● **Problem**: How many lines in the data hold the string "创业板指"? State the number alone.

[Provided information Boundary: Start]

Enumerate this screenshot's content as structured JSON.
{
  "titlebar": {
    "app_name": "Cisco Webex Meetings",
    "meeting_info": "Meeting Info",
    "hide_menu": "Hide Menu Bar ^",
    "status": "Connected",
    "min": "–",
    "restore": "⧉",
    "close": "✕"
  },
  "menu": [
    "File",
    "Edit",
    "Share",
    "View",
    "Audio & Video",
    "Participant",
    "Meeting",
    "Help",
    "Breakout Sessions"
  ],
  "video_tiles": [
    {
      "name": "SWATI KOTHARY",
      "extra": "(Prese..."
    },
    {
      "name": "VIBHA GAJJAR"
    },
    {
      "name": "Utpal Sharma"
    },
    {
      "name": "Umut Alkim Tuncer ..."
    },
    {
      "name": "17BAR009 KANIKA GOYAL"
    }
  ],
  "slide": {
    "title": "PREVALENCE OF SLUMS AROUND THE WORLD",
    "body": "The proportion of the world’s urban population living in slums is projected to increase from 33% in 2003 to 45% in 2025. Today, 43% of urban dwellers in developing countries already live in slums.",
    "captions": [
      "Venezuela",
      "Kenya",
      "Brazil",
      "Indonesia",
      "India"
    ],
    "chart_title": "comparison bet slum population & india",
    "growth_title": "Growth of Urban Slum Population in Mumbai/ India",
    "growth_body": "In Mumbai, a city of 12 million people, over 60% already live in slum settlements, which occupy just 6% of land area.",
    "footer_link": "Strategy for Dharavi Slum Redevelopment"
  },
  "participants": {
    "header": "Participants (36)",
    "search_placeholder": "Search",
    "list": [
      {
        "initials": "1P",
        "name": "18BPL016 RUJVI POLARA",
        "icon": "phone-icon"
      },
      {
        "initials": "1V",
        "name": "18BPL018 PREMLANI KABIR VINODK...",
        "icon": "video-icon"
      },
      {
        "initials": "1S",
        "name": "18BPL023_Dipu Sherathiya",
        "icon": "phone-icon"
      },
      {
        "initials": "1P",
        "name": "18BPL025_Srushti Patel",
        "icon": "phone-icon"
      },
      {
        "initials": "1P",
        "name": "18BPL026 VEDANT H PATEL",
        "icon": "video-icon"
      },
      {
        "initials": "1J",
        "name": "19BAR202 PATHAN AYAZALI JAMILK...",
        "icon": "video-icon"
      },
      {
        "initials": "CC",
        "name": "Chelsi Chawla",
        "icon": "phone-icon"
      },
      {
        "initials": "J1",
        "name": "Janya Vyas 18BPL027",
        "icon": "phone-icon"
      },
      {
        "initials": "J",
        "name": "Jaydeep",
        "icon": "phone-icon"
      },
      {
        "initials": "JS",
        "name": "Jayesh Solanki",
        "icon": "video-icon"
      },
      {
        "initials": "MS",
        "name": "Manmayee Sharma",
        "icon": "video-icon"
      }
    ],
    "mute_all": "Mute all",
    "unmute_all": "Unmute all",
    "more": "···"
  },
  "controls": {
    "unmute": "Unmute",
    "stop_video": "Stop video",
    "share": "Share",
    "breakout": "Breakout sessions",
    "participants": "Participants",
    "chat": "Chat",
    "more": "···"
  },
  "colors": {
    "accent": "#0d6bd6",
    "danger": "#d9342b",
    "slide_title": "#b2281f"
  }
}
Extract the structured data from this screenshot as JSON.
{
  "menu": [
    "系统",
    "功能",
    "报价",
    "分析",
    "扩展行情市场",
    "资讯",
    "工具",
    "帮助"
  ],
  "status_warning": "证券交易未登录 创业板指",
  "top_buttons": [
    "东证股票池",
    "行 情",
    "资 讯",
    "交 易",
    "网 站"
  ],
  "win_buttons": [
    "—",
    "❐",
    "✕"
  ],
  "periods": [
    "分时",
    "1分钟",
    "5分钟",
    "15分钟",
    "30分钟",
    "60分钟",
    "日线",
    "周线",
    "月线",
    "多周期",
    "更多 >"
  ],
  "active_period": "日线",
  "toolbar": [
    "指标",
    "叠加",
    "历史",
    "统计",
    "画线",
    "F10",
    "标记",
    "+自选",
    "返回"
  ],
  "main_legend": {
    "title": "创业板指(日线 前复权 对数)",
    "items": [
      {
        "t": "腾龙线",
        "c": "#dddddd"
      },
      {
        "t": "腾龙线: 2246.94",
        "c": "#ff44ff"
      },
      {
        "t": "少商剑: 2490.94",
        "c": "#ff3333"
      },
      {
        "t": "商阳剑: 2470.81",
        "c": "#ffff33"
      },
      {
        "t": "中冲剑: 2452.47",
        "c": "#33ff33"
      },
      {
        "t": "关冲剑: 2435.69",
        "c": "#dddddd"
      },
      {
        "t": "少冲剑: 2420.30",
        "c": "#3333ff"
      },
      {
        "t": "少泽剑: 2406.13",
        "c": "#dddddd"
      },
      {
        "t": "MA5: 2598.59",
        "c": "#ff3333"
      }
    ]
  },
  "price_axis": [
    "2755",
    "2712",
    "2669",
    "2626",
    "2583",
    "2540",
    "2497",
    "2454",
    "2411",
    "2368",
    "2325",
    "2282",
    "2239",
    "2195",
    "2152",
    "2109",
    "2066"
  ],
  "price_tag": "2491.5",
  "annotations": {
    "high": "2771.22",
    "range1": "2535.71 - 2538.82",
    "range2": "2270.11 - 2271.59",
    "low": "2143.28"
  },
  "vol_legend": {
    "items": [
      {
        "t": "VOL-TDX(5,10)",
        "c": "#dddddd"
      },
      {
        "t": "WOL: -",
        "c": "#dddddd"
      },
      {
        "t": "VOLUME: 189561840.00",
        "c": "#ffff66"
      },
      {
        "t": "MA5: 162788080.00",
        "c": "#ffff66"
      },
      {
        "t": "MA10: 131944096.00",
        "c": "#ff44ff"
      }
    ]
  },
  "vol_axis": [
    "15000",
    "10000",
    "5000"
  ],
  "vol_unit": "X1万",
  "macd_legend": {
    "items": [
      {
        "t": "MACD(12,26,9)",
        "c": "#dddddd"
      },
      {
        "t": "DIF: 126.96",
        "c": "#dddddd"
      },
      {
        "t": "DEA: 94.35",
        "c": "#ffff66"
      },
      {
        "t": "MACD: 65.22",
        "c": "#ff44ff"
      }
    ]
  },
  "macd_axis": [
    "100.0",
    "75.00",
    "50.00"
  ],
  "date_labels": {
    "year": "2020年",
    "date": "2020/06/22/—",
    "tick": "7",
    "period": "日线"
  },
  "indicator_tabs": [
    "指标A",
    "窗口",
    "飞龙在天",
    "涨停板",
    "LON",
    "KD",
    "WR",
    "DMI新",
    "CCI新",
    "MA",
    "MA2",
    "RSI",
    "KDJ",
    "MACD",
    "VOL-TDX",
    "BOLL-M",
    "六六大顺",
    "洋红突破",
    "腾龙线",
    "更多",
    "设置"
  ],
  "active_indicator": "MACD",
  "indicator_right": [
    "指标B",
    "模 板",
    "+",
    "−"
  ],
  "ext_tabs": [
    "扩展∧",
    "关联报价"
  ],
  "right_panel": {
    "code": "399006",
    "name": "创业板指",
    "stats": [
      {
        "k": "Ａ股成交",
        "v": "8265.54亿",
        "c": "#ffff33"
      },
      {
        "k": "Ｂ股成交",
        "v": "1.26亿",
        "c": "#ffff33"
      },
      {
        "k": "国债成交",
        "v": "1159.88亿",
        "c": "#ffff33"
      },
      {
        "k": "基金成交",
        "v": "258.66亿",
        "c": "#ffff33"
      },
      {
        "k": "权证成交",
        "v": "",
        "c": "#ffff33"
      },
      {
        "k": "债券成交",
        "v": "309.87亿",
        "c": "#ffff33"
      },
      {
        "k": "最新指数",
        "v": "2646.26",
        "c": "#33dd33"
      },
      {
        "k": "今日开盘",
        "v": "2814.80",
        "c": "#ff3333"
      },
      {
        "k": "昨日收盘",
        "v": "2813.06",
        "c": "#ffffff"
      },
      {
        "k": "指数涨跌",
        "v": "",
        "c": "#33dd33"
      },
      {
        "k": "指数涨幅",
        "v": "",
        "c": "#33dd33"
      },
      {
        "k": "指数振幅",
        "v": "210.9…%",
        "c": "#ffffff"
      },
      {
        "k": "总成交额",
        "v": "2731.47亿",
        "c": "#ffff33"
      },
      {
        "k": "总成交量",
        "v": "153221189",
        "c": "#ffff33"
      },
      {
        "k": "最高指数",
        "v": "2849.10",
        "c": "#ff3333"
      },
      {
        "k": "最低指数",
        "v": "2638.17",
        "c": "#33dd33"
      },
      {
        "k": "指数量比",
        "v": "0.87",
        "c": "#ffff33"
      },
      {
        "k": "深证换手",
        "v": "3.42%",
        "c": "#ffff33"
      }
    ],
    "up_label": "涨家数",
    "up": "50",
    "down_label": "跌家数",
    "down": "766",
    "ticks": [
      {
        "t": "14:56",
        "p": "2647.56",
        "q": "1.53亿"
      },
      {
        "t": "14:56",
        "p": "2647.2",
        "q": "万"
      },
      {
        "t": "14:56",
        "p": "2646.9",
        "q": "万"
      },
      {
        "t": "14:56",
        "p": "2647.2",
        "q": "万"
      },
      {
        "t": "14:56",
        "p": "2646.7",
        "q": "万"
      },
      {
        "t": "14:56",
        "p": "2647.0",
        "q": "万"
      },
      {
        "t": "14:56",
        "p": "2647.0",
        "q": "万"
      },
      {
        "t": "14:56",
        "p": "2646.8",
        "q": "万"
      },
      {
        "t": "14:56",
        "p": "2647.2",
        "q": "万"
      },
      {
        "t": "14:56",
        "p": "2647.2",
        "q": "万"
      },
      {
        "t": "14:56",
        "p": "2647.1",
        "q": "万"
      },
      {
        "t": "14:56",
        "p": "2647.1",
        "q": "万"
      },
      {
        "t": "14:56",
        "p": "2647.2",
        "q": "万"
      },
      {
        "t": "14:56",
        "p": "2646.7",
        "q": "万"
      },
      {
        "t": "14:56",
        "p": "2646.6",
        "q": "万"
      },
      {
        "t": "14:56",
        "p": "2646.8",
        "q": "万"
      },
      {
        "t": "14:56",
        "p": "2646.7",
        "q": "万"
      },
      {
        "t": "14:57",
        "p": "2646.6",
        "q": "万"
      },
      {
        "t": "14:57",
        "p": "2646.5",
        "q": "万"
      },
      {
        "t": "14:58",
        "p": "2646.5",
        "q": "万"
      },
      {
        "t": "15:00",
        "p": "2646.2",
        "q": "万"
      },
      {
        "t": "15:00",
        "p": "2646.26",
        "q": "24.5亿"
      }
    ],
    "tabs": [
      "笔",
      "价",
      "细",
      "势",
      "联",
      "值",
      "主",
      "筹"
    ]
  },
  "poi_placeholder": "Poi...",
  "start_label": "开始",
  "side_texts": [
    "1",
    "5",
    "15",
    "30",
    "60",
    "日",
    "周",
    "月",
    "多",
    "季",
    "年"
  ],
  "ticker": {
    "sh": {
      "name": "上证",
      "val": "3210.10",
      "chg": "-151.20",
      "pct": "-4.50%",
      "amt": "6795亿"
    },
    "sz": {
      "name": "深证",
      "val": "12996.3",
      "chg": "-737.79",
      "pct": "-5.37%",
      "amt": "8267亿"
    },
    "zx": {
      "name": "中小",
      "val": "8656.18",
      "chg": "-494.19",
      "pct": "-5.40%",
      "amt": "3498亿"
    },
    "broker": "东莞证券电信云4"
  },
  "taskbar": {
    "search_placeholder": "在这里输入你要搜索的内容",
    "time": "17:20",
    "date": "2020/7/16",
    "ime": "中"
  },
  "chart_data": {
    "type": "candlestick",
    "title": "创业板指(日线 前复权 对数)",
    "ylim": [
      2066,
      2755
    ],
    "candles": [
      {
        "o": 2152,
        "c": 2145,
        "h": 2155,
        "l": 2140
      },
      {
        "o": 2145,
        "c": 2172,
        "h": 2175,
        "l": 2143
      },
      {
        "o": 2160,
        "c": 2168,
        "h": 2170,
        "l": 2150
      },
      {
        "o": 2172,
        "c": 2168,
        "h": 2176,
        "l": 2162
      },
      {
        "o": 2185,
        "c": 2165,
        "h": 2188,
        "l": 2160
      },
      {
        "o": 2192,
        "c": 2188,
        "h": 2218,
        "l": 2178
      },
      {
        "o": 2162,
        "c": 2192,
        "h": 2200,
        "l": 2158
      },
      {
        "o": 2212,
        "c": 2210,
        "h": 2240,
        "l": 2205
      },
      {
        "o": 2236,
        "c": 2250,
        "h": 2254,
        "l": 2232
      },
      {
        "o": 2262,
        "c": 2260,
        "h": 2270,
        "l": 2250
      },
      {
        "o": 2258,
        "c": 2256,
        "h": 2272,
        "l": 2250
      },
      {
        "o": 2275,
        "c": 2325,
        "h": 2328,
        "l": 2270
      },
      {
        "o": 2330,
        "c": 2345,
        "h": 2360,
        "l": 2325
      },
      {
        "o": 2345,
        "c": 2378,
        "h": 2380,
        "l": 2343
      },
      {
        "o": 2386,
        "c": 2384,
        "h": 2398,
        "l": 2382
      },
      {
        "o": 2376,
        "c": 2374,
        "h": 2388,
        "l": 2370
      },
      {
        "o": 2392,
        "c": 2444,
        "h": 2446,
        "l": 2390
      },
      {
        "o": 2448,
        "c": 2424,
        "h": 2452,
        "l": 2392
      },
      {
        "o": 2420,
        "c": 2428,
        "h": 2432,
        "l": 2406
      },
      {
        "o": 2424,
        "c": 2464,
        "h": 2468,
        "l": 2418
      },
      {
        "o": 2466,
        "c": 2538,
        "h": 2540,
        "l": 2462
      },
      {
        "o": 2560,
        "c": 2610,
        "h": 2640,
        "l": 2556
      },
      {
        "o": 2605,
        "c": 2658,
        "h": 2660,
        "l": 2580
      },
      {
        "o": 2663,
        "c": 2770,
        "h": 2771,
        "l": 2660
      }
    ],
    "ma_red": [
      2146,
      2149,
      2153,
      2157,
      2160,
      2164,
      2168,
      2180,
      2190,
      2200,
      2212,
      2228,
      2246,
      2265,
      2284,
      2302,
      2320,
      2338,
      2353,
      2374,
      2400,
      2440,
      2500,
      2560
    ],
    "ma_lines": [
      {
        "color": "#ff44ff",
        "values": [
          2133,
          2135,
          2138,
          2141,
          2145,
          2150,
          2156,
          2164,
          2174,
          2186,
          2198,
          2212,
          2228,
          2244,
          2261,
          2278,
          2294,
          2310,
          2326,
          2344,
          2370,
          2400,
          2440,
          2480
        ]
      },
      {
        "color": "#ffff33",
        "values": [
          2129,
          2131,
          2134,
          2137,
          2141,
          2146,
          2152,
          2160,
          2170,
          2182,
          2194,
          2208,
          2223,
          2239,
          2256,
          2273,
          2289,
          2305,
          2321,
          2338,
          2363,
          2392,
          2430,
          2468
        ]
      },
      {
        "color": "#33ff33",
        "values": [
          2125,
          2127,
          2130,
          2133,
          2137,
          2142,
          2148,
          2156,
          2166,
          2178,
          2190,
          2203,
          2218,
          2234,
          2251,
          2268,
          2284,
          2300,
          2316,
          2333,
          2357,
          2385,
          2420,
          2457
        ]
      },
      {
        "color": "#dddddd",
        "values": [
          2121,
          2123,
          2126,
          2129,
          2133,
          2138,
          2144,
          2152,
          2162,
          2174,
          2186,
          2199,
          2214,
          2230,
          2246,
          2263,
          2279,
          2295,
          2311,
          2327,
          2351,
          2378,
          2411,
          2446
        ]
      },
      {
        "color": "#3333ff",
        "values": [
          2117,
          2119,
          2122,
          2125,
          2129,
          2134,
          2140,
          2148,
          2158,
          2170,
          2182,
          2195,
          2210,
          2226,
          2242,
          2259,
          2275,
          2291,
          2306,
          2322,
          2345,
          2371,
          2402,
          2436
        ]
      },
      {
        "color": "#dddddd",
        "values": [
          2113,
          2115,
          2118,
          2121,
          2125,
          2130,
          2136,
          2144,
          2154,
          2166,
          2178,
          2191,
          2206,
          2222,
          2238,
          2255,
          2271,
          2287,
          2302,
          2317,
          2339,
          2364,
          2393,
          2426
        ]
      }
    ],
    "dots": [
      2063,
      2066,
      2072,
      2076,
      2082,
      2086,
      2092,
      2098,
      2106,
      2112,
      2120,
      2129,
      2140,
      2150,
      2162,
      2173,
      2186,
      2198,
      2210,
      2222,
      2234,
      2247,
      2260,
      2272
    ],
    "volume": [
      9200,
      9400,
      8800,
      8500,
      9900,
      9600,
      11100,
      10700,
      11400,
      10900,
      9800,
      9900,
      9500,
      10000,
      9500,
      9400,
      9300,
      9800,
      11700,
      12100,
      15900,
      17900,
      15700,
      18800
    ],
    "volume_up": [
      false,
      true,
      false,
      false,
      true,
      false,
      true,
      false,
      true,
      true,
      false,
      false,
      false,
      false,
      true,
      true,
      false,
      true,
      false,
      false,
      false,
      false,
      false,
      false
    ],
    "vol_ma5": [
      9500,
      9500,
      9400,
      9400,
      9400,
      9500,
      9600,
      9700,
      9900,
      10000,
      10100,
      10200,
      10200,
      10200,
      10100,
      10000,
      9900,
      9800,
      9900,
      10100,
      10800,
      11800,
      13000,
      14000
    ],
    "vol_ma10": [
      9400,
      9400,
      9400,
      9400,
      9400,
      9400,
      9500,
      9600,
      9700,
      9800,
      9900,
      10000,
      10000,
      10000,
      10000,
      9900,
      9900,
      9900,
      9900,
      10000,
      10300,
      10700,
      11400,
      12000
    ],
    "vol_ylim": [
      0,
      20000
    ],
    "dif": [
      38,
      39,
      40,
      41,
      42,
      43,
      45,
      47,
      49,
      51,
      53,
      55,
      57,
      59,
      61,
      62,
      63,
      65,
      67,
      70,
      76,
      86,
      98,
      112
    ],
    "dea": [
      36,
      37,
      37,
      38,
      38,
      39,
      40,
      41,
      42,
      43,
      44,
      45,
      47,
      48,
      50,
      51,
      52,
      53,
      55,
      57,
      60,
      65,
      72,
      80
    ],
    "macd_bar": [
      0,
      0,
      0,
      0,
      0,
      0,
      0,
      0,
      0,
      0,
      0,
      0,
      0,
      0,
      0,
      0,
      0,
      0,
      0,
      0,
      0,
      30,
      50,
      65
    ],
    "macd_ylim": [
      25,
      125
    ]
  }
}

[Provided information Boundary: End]

● **Problem solution**: 4